*** Opening Record extracts ***
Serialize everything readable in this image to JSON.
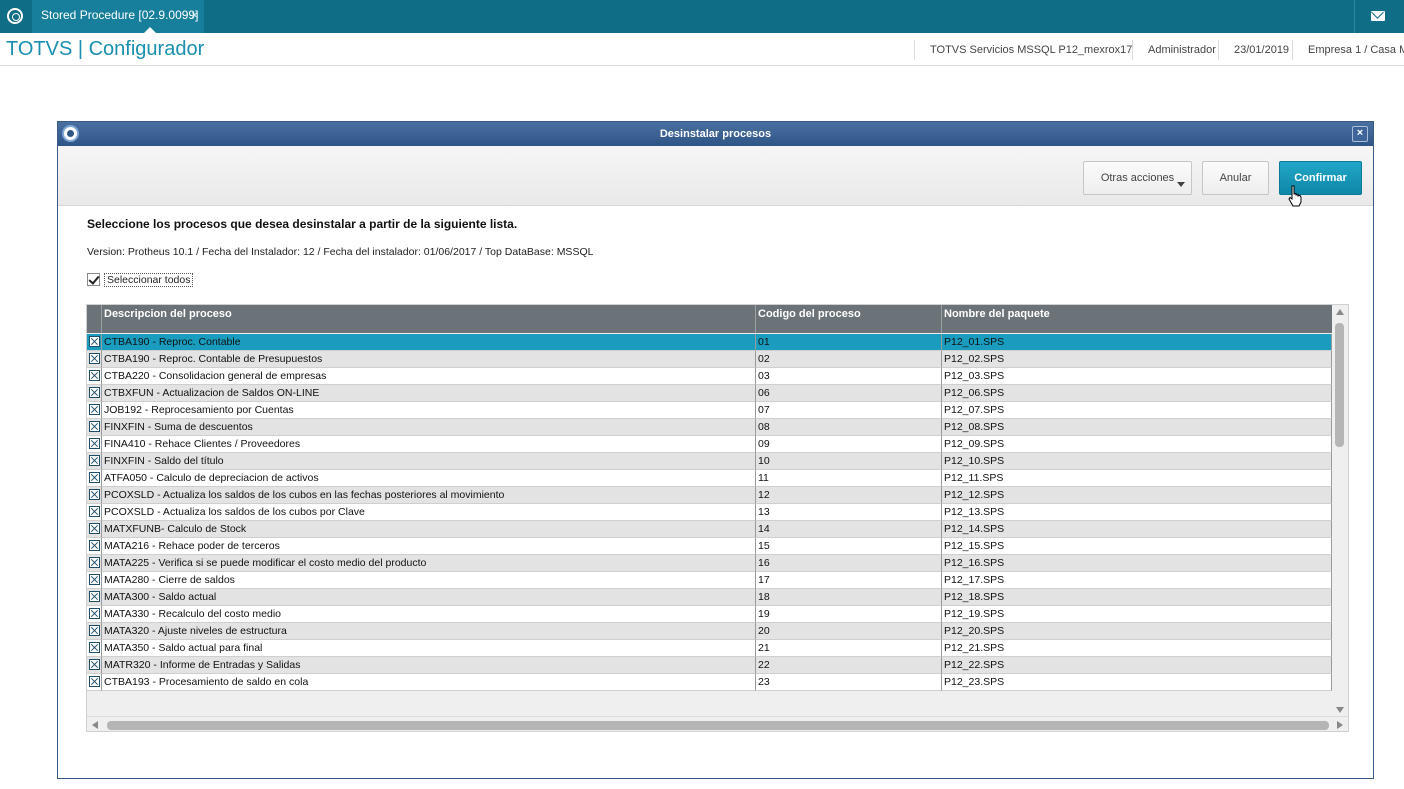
{
  "topbar": {
    "tab_label": "Stored Procedure [02.9.0099]",
    "tab_close": "×"
  },
  "header": {
    "brand": "TOTVS | Configurador",
    "environment": "TOTVS Servicios MSSQL P12_mexrox17",
    "user": "Administrador",
    "date": "23/01/2019",
    "company": "Empresa 1 / Casa M"
  },
  "dialog": {
    "title": "Desinstalar procesos",
    "close": "×",
    "buttons": {
      "more": "Otras acciones",
      "cancel": "Anular",
      "confirm": "Confirmar"
    },
    "instructions": "Seleccione los procesos que desea desinstalar a partir de la siguiente lista.",
    "version": "Version: Protheus 10.1 / Fecha del Instalador: 12 / Fecha del instalador: 01/06/2017 / Top DataBase: MSSQL",
    "select_all": "Seleccionar todos"
  },
  "grid": {
    "columns": [
      "Descripcion del proceso",
      "Codigo del proceso",
      "Nombre del paquete"
    ],
    "rows": [
      {
        "desc": "CTBA190 - Reproc. Contable",
        "code": "01",
        "pkg": "P12_01.SPS",
        "checked": true
      },
      {
        "desc": "CTBA190 - Reproc. Contable de Presupuestos",
        "code": "02",
        "pkg": "P12_02.SPS",
        "checked": true
      },
      {
        "desc": "CTBA220 - Consolidacion general de empresas",
        "code": "03",
        "pkg": "P12_03.SPS",
        "checked": true
      },
      {
        "desc": "CTBXFUN - Actualizacion de Saldos ON-LINE",
        "code": "06",
        "pkg": "P12_06.SPS",
        "checked": true
      },
      {
        "desc": "JOB192 - Reprocesamiento por Cuentas",
        "code": "07",
        "pkg": "P12_07.SPS",
        "checked": true
      },
      {
        "desc": "FINXFIN - Suma de descuentos",
        "code": "08",
        "pkg": "P12_08.SPS",
        "checked": true
      },
      {
        "desc": "FINA410 - Rehace Clientes / Proveedores",
        "code": "09",
        "pkg": "P12_09.SPS",
        "checked": true
      },
      {
        "desc": "FINXFIN - Saldo del título",
        "code": "10",
        "pkg": "P12_10.SPS",
        "checked": true
      },
      {
        "desc": "ATFA050 - Calculo de depreciacion de activos",
        "code": "11",
        "pkg": "P12_11.SPS",
        "checked": true
      },
      {
        "desc": "PCOXSLD - Actualiza los saldos de los cubos en las fechas posteriores al movimiento",
        "code": "12",
        "pkg": "P12_12.SPS",
        "checked": true
      },
      {
        "desc": "PCOXSLD - Actualiza los saldos de los cubos por Clave",
        "code": "13",
        "pkg": "P12_13.SPS",
        "checked": true
      },
      {
        "desc": "MATXFUNB- Calculo de Stock",
        "code": "14",
        "pkg": "P12_14.SPS",
        "checked": true
      },
      {
        "desc": "MATA216 - Rehace poder de terceros",
        "code": "15",
        "pkg": "P12_15.SPS",
        "checked": true
      },
      {
        "desc": "MATA225 - Verifica si se puede modificar el costo medio del producto",
        "code": "16",
        "pkg": "P12_16.SPS",
        "checked": true
      },
      {
        "desc": "MATA280 - Cierre de saldos",
        "code": "17",
        "pkg": "P12_17.SPS",
        "checked": true
      },
      {
        "desc": "MATA300 - Saldo actual",
        "code": "18",
        "pkg": "P12_18.SPS",
        "checked": true
      },
      {
        "desc": "MATA330 - Recalculo del costo medio",
        "code": "19",
        "pkg": "P12_19.SPS",
        "checked": true
      },
      {
        "desc": "MATA320 - Ajuste niveles de estructura",
        "code": "20",
        "pkg": "P12_20.SPS",
        "checked": true
      },
      {
        "desc": "MATA350 - Saldo actual para final",
        "code": "21",
        "pkg": "P12_21.SPS",
        "checked": true
      },
      {
        "desc": "MATR320 - Informe de Entradas y Salidas",
        "code": "22",
        "pkg": "P12_22.SPS",
        "checked": true
      },
      {
        "desc": "CTBA193 - Procesamiento de saldo en cola",
        "code": "23",
        "pkg": "P12_23.SPS",
        "checked": true
      }
    ]
  },
  "colors": {
    "topbar": "#0f6d86",
    "brand": "#1a8fb0",
    "dialog_title": "#2f5486",
    "confirm_button": "#1497b9",
    "selected_row": "#1a9cbe",
    "grid_header": "#6b7378"
  },
  "icons": {
    "app": "totvs-logo-icon",
    "mail": "mail-icon",
    "dialog": "protheus-icon",
    "cursor": "hand-pointer-icon"
  }
}
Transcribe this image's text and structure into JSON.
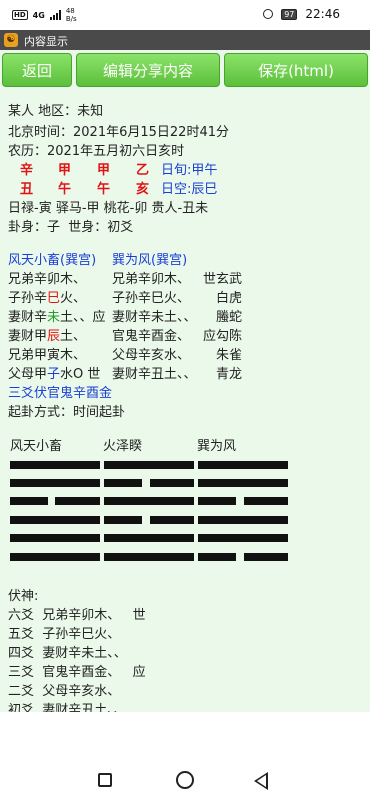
{
  "status": {
    "hd": "HD",
    "signal": "4G",
    "net_top": "48",
    "net_unit": "B/s",
    "battery": "97",
    "time": "22:46"
  },
  "titlebar": {
    "title": "内容显示",
    "logo": "☯"
  },
  "toolbar": {
    "back": "返回",
    "edit": "编辑分享内容",
    "save": "保存(html)"
  },
  "info": {
    "person": "某人 地区：未知",
    "beijing": "北京时间：2021年6月15日22时41分",
    "lunar": "农历：2021年五月初六日亥时",
    "gan": [
      "辛",
      "甲",
      "甲",
      "乙"
    ],
    "zhi": [
      "丑",
      "午",
      "午",
      "亥"
    ],
    "xun": "日旬:甲午",
    "kong": "日空:辰巳",
    "shen": "日禄-寅 驿马-甲 桃花-卯 贵人-丑未",
    "guashen": "卦身：子  世身：初爻"
  },
  "gua": {
    "name1": "风天小畜(巽宫)",
    "name2": "巽为风(巽宫)",
    "rows": [
      {
        "a": "兄弟辛卯木、",
        "b": "兄弟辛卯木、",
        "c": "世玄武"
      },
      {
        "a_pre": "子孙辛",
        "a_hi": "巳",
        "a_post": "火、",
        "b": "子孙辛巳火、",
        "c": "白虎"
      },
      {
        "a_pre": "妻财辛",
        "a_hi": "未",
        "a_post": "土、、应",
        "b": "妻财辛未土、、",
        "c": "螣蛇"
      },
      {
        "a_pre": "妻财甲",
        "a_hi": "辰",
        "a_post": "土、",
        "b": "官鬼辛酉金、",
        "c": "应勾陈"
      },
      {
        "a": "兄弟甲寅木、",
        "b": "父母辛亥水、",
        "c": "朱雀"
      },
      {
        "a_pre": "父母甲",
        "a_hi": "子",
        "a_post": "水O 世",
        "b": "妻财辛丑土、、",
        "c": "青龙"
      }
    ],
    "fu": "三爻伏官鬼辛酉金",
    "method": "起卦方式：时间起卦"
  },
  "hexagrams": {
    "h1": "风天小畜",
    "h2": "火泽睽",
    "h3": "巽为风"
  },
  "fushen": {
    "title": "伏神:",
    "rows": [
      "六爻  兄弟辛卯木、   世",
      "五爻  子孙辛巳火、",
      "四爻  妻财辛未土、、",
      "三爻  官鬼辛酉金、   应",
      "二爻  父母辛亥水、",
      "初爻  妻财辛丑土、、"
    ]
  },
  "colors": {
    "accent": "#e21212",
    "link": "#1a3fd6",
    "bg": "#eaf9ea",
    "button": "#6fcf4c"
  }
}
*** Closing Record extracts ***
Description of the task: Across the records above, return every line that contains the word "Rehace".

Expected answer:
        "desc": "FINA410 - Rehace Clientes / Proveedores",
        "desc": "MATA216 - Rehace poder de terceros",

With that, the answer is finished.